Problem requirements - In the data below, count how many lines contain "value" and give that number by itself.
──────── The data ────────
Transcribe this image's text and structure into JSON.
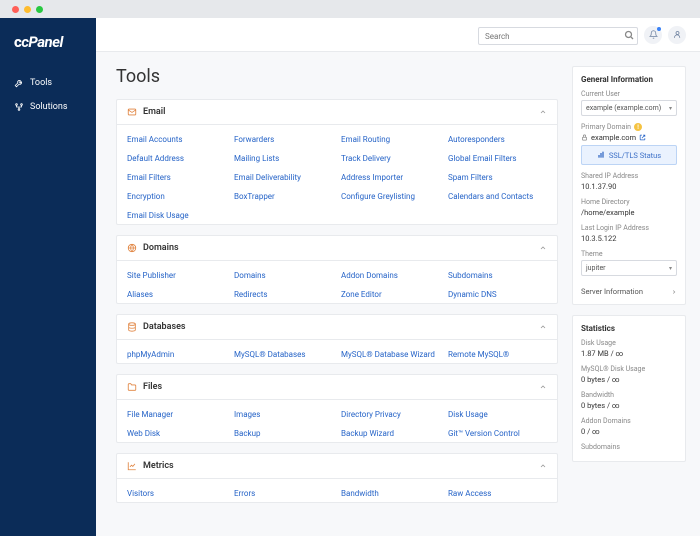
{
  "brand": "cPanel",
  "nav": {
    "tools": "Tools",
    "solutions": "Solutions"
  },
  "search": {
    "placeholder": "Search"
  },
  "page_title": "Tools",
  "sections": {
    "email": {
      "title": "Email",
      "links": [
        "Email Accounts",
        "Forwarders",
        "Email Routing",
        "Autoresponders",
        "Default Address",
        "Mailing Lists",
        "Track Delivery",
        "Global Email Filters",
        "Email Filters",
        "Email Deliverability",
        "Address Importer",
        "Spam Filters",
        "Encryption",
        "BoxTrapper",
        "Configure Greylisting",
        "Calendars and Contacts",
        "Email Disk Usage"
      ]
    },
    "domains": {
      "title": "Domains",
      "links": [
        "Site Publisher",
        "Domains",
        "Addon Domains",
        "Subdomains",
        "Aliases",
        "Redirects",
        "Zone Editor",
        "Dynamic DNS"
      ]
    },
    "databases": {
      "title": "Databases",
      "links": [
        "phpMyAdmin",
        "MySQL® Databases",
        "MySQL® Database Wizard",
        "Remote MySQL®"
      ]
    },
    "files": {
      "title": "Files",
      "links": [
        "File Manager",
        "Images",
        "Directory Privacy",
        "Disk Usage",
        "Web Disk",
        "Backup",
        "Backup Wizard",
        "Git™ Version Control"
      ]
    },
    "metrics": {
      "title": "Metrics",
      "links": [
        "Visitors",
        "Errors",
        "Bandwidth",
        "Raw Access"
      ]
    }
  },
  "general_info": {
    "title": "General Information",
    "current_user": {
      "label": "Current User",
      "value": "example (example.com)"
    },
    "primary_domain": {
      "label": "Primary Domain",
      "value": "example.com"
    },
    "ssl_button": "SSL/TLS Status",
    "shared_ip": {
      "label": "Shared IP Address",
      "value": "10.1.37.90"
    },
    "home_dir": {
      "label": "Home Directory",
      "value": "/home/example"
    },
    "last_login": {
      "label": "Last Login IP Address",
      "value": "10.3.5.122"
    },
    "theme": {
      "label": "Theme",
      "value": "jupiter"
    },
    "server_info": "Server Information"
  },
  "statistics": {
    "title": "Statistics",
    "disk_usage": {
      "label": "Disk Usage",
      "value": "1.87 MB / ∞"
    },
    "mysql_disk": {
      "label": "MySQL® Disk Usage",
      "value": "0 bytes / ∞"
    },
    "bandwidth": {
      "label": "Bandwidth",
      "value": "0 bytes / ∞"
    },
    "addon_domains": {
      "label": "Addon Domains",
      "value": "0 / ∞"
    },
    "subdomains": {
      "label": "Subdomains"
    }
  }
}
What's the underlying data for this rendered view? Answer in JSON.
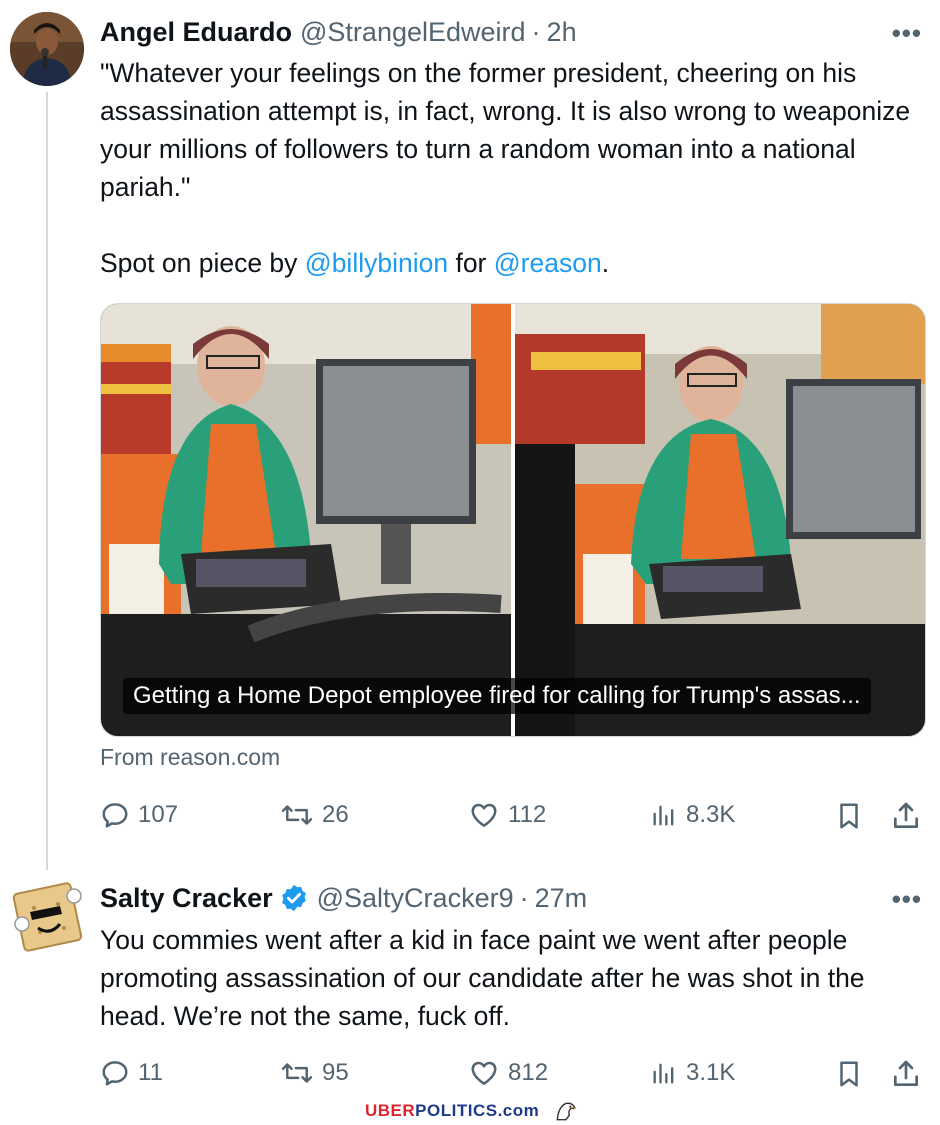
{
  "tweets": [
    {
      "name": "Angel Eduardo",
      "handle": "@StrangelEdweird",
      "time": "2h",
      "body_quote": "\"Whatever your feelings on the former president, cheering on his assassination attempt is, in fact, wrong. It is also wrong to weaponize your millions of followers to turn a random woman into a national pariah.\"",
      "body_prefix": "Spot on piece by",
      "mention1": "@billybinion",
      "body_mid": "for",
      "mention2": "@reason",
      "body_suffix": ".",
      "media_caption": "Getting a Home Depot employee fired for calling for Trump's assas...",
      "source": "From reason.com",
      "replies": "107",
      "retweets": "26",
      "likes": "112",
      "views": "8.3K"
    },
    {
      "name": "Salty Cracker",
      "verified": true,
      "handle": "@SaltyCracker9",
      "time": "27m",
      "body": "You commies went after a kid in face paint we went after people promoting assassination of our candidate after he was shot in the head. We’re not the same, fuck off.",
      "replies": "11",
      "retweets": "95",
      "likes": "812",
      "views": "3.1K"
    }
  ],
  "common": {
    "dot": "·",
    "more": "•••"
  },
  "watermark": {
    "part1": "UBER",
    "part2": "POLITICS.com"
  },
  "colors": {
    "link": "#1d9bf0",
    "muted": "#536471",
    "verified": "#1d9bf0",
    "apron": "#e8702a",
    "shirt": "#2aa07a"
  }
}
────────
Task answer - 10